January 7, 2019 - January 9, 2019

This conference was sponsored by the National Council for Science and the Environment and was held in partnership with myriad organizations, including the  Environmental Law Institute. For a list of event sponsors/partners, please go HERE.


NCSE 2019:  Sustainable Infrastructure and Resilience

No part of the planet is untouched by the impact of the more than seven billion human inhabitants. Collectively, we face pressing challenges such as extreme weather from climate change, growing urbanization, and resource scarcity. These challenges make cities and ecosystems more vulnerable. They trigger an urgent call to develop a sustainable, healthy, and just world. Human ingenuity and collaboration across the scientific, business, and education communities have led to solutions to ensure that society can mitigate and respond to these challenges.
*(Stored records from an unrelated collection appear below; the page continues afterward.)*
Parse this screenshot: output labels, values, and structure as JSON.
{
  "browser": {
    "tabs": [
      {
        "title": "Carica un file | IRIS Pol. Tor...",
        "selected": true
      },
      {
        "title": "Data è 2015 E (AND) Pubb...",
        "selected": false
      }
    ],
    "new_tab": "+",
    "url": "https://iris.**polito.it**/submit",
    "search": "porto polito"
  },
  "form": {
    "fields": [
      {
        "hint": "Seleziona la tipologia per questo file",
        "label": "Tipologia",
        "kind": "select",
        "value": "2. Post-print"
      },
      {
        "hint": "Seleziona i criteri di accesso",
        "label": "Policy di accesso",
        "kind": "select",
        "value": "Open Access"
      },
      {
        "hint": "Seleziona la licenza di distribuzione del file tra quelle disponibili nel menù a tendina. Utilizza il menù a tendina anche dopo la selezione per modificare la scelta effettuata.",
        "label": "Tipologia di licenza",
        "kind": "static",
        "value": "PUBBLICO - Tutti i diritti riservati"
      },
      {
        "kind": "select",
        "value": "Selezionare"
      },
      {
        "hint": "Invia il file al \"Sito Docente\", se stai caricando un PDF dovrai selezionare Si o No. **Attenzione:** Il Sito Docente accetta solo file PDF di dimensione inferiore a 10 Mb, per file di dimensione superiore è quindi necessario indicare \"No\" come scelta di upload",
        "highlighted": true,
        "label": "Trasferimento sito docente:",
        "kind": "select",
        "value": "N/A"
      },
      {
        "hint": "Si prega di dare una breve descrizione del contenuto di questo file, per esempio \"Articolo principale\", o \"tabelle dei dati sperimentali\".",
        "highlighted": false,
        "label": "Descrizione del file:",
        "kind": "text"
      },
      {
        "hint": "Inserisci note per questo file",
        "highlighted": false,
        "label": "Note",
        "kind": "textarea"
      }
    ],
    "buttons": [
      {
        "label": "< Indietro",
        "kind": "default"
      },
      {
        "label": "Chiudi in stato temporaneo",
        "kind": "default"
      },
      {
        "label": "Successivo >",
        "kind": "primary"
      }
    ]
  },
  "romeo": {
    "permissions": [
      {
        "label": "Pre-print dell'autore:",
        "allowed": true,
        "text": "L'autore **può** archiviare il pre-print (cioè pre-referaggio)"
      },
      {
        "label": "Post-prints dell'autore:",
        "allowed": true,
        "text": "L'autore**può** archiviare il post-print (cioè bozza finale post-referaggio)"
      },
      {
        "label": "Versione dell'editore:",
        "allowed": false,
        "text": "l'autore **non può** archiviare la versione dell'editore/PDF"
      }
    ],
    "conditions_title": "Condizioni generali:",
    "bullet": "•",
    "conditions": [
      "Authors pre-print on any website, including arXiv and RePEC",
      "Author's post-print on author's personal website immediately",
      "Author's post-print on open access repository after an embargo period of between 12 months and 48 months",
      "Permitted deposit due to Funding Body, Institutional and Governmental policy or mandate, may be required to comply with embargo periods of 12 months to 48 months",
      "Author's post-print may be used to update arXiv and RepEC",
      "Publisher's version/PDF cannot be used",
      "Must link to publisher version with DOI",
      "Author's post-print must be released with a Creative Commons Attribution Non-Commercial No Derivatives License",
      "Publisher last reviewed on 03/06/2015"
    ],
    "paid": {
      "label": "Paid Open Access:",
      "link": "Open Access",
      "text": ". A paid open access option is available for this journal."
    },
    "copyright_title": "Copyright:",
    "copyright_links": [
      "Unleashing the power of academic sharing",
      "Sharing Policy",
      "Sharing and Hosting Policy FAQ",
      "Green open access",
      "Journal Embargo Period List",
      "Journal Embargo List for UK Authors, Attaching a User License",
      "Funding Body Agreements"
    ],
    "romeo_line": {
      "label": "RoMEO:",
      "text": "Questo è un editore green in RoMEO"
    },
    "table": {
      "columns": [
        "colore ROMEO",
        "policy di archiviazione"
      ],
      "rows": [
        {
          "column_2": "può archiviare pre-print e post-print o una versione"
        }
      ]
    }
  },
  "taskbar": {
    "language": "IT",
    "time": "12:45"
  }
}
More recently, the concept of resilience has become integrated into thinking about sustainable systems and infrastructure. Creating resilient, sustainable infrastructure will require coordination across all levels of government and should engage the private sector, academia, and planning agencies. Collectively these institutions should ensure that resilience planning is collaborative and inclusive, stimulates investment, and drives research.

Sustainable Infrastructure will include technical solutions, such as predictive tools that can be used to better anticipate storms, advanced metering that pinpoint outages in real time, and social media as an emerging tool for sharing data and widespread communication. For long-term success, a broad definition of infrastructure must  be used to include not only the built environment and physical solutions, but also the social, natural, and cyber dimensions.

Built – The roads, bridges, public transit, and utilities we rely upon. More than $6 trillion annually for the next 15 years will need to be invested internationally to keep pace with growing demands for sustainable infrastructure. While this estimate anticipates building new infrastructure that keeps pace with higher standards of resilience, it does not include unanticipated impacts that may arise from extreme weather events.

Natural – The healthy ecosystems that sustain crucial services to sustain life, such as water, air, and soil. It includes forests, oceans, coral reefs, grasslands, mangroves, rivers and lakes to name a few. Nature has quantifiable and unquantifiable values to ecosystems, humans and the planet.

Social – The interdependent mix of facilities, places, spaces, programs, projects, services and networks that maintain and improve the standard of living and quality of life in a community. Social Infrastructure typically includes assets that accommodate social services. Examples include government, public security and safety, public health, schools, universities, hospitals, prisons and community housing.

Cyber – Includes research environments that support advanced data acquisition, storage, management, integration, mining, visualization, and other computing and information processing services. These are distributed over the internet, beyond the scope of a single institution. In science, cyber infrastructure is viewed as the technological and sociological solution to the problem of efficiently connecting laboratories, data, computers, and people with the goal of enabling derivation of novel scientific theories and knowledge.

Collaboration across the scientific, business, and education communities is necessary to build resilience across ecosystems, communities, markets, and traditional infrastructure.

January 9, 2019

ELI Public Seminar

With some of the highest poverty rates in the country, Appalachian communities stand at a post-coal crossroads between potential preeminence in the region’s energy supply and building resilient economies. The disparity of land ownership, long-lasting public health inequities, and unequal access to infrastructure (especially hospitals and highways) have all resulted in distinct environmental justice obstacles for communities throughout Appalachia.

Presently, only 2% of the Appalachian workforce is employed by the coal industry, and many have called for the emergence of new economic developments for greater prosperity. Many public interest groups advocate for an economic transition to foster “green collar” jobs as a major solution to the unemployment gap, and one that would train workers in renewable energy systems. How to catalyze this transition, however, remains uncertain. Competing with renewables is the natural gas industry transforming shale deposits into fuel with concerns that this approach, while offering short-term economic gains, may just reaffirm Appalachia’s historic fossil fuel dependency and lead to environmental problems. With uncertain paths to development and resilience, Appalachia’s fate demonstrates the complexity of how to navigate the intricate nexus of economic insecurity, inequality, and resource extraction in 21st century America.

Our expert panelists explored the potential of green energy innovation for fostering environmental justice and resilient economies in Appalachian communities.

Panelists:
James McElfish Jr.
, Director of Sustainable Use of Land Program, Environmental Law Institute, Moderator
Kate Boyle, Deputy Executive Director, Appalachian Voices
Emily Collins, Executive Director & Managing Attorney, Fair Shake Environmental Legal Services
Jillian C. Kirn, Associate, Greenberg Traurig, LLP
Cortney Piper, Co-Founder & Vice President, TN Advanced Energy Business Council and President, Piper Communications LLC
Mary Shoemaker, State Policy Analyst, The American Council for an Energy-Efficient Economy (ACEEE)

Materials:

ELI members will have access to a recording and any materials from this session (usually posted w/in 48 hours). If you are not an ELI member but would like to have access to archived sessions like this one, go HERE to see the many benefits of membership and how to join.